The PEOPLE of the State of California, Plaintiff and Respondent, v. Norman Elton STICE, Defendant and Appellant.*
By information defendant was charged in two counts with violations of Penal Code, section 288. In a jury trial he was convicted on both counts. His motion for a new trial was denied. The court found defendant is a potential sexual psychopath and committed him to a state hospital for observation. Defendant appeals from the order denying his motion for a new trial.
No purpose would be served in detailing the revolting facts. Suffice it to say the evidence supports the verdict as to both counts. Defendant first attacks the credibility of the two children who testified against him. He says they lied. Since the jury impliedly found they had not, that question is not open to review.
On cross-examination of Junior, the child named in count I of the information, he was asked whether he had ever had ‘an experience like this before.’ He said he had not. He was also asked on cross if some two years before he had not committed an improper act with a young girl. The boy answered, ‘No.’ On cross-examination, Kathy, the child named in court II, was asked whether ‘anything like this' had happened to her with anyone else, to which she replied, ‘No.’ On cross Kathy was also asked whether at some time prior to the time the acts charged against defendant were alleged to have been committed her aunt had asked her why she told ‘these stories' about defendant and whether she had said ‘I don't know why.’ The answer was ‘no’ to both questions. Kathy was also asked whether she had not told her aunt at that time that ‘Daddy had told me to say those things' and that ‘Daddy has played with me,’ to both of which questions Kathy answered, ‘No.’
On motion of the People the foregoing testimony of Junior and Kathy was stricken and the jury instructed to entirely disregard it. Defendant asserts error. The ruling was correct. In People v. Whalen, 70 Cal.App.2d 142, 160 P.2d 560, a prosecution under sections 288 and 288a of the Penal Code, this court held that a witness for the People may not be impeached on cross-examination by questions as to specific acts of unchastity.
Defendant says the jury was prejudiced against him ‘thru unnecessary repetition of sordid and heinous acts attributed to defendant.’ The prosecution was endeavoring to elicit from a 9-year-old boy and a 7-year-old girl accurate statements of what had occurred. We find nothing that was prejudicial.

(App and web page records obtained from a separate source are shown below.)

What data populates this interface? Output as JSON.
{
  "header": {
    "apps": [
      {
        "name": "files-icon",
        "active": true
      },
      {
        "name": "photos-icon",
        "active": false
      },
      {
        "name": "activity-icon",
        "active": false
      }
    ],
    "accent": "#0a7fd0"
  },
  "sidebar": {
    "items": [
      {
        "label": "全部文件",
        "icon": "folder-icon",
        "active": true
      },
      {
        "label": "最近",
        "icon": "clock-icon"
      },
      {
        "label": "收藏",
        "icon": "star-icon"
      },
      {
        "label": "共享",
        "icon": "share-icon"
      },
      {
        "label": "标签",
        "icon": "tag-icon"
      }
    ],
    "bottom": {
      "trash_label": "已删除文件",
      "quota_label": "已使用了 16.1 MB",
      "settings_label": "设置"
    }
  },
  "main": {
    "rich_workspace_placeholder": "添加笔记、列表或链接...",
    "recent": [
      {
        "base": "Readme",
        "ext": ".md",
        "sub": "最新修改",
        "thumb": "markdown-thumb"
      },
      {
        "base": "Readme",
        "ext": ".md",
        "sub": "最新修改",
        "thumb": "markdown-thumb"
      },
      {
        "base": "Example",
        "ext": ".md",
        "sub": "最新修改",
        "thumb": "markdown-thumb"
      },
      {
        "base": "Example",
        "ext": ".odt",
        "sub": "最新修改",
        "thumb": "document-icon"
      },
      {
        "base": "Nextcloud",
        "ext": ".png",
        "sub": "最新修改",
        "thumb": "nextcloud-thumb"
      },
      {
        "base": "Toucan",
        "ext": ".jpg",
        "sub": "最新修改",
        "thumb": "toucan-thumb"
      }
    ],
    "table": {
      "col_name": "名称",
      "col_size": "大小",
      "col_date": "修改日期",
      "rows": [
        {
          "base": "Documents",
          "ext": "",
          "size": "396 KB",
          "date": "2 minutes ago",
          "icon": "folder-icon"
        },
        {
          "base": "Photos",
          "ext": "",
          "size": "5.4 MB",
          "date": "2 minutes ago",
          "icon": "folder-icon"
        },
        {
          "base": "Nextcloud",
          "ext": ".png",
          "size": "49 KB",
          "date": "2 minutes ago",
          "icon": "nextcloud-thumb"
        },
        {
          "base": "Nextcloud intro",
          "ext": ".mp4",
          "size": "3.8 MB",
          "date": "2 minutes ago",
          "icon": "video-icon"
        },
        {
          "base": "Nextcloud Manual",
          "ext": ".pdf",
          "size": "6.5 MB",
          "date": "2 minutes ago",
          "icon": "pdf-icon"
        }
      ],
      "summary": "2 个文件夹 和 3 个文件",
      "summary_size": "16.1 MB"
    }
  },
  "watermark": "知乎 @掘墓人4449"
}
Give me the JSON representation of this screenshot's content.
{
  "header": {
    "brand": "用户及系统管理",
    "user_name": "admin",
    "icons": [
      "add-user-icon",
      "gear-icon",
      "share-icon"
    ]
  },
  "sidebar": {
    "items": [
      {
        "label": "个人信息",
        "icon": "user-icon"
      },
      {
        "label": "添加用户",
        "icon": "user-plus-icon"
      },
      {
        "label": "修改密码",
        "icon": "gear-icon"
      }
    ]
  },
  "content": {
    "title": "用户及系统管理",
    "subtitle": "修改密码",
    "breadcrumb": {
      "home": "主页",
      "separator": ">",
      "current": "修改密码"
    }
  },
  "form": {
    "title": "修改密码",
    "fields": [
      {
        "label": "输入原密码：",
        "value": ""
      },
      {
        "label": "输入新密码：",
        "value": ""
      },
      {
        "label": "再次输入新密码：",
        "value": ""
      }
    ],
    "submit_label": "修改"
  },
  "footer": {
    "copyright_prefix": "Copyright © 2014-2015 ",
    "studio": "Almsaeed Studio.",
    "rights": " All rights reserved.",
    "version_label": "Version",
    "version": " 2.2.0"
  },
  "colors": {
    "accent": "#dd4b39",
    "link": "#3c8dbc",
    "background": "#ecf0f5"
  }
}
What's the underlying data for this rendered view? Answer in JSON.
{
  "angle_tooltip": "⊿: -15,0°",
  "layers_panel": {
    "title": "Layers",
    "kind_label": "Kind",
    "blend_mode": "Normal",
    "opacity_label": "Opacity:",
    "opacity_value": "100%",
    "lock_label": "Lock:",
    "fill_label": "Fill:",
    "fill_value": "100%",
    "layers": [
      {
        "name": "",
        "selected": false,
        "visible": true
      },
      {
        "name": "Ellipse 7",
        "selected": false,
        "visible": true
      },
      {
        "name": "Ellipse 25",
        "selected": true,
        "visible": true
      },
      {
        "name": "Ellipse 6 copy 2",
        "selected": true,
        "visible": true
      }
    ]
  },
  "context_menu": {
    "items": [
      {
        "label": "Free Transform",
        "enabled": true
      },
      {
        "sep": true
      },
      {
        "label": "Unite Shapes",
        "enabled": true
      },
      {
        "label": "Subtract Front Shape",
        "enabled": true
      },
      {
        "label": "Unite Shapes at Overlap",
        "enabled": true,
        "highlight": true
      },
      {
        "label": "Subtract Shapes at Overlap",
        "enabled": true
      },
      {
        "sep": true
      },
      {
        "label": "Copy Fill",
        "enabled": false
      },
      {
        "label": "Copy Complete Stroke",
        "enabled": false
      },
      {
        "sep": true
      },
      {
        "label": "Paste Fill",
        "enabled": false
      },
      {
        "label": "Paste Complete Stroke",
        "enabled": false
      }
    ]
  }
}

A deputy sheriff testified to a confession made by defendant. It is contended the confession was obtained unlawfully after an unnecessary delay in taking defendant before a magistrate and that the court erred in admitting it in evidence. Defendant was taken into custody about 10 p. m. on July 16, 1957. About 10 a. m. on July 17 defendant confessed. The deputy sheriff testified defendant's statements were made freely and voluntarily, that no promise of reward or immunity was made, and that no force was used. The record does not show when defendant was taken before a magistrate. Defendant says he was released on bail about 3 p. m. on the 17th. He was in custody about 17 hours. Violation of the mandate that a defendant be taken before a magistrate without unnecessary delay (Pen.Code, § 825) without coercion does not render a confession inadmissible. People v. Speaks, 156 Cal.App.2d 25, 319 P.2d 709. There is no evidence of any physical or psychological coercion. It was not error to admit the confession in evidence.
Defendant says his arrest was unlawful. We are cited to no law and have found none that says a defendant may not be prosecuted for a criminal offense because he was arrested unlawfully. Moreover, there is no showing that the arrest was unlawful. A peace officer may arrest a person without a warrant whenever he has reasonable cause to believe that the person to be arrested has committed a felony. Pen.Code, § 836. In the absence of any showing to the contrary, it must be presumed the officers who arrested defendant had reasonable cause to believe he had committed a felony. Code Civ.Proc. § 1963(15, 33).
It is asserted the court erred in denying defendant's motion to have the two children examined by a psychiatrist. No authority is cited nor argument made in support of the assertion. The matter was one within the discretion of the trial judge.
Finally, defendant asserts the court erred in finding that he was a potential psychopath and committing him to a state hospital for observation. The order made in this respect is not reviewable on the appeal from the order denying defendant's motion for a new trial. Sexual psychopathy proceedings are not criminal actions but special proceedings of a civil nature. An original order of commitment as a sexual psychopath is appealable as a final judgment in a special proceeding under section 963 of the Code of Civil Procedure. People v. Gross, 44 Cal.2d 859, 860, 285 P.2d 630. The appeal here is solely from the order denying the motion for a new trial.
The order denying a new trial is affirmed.
SHINN, P. J., and PARKER WOOD, J., concur.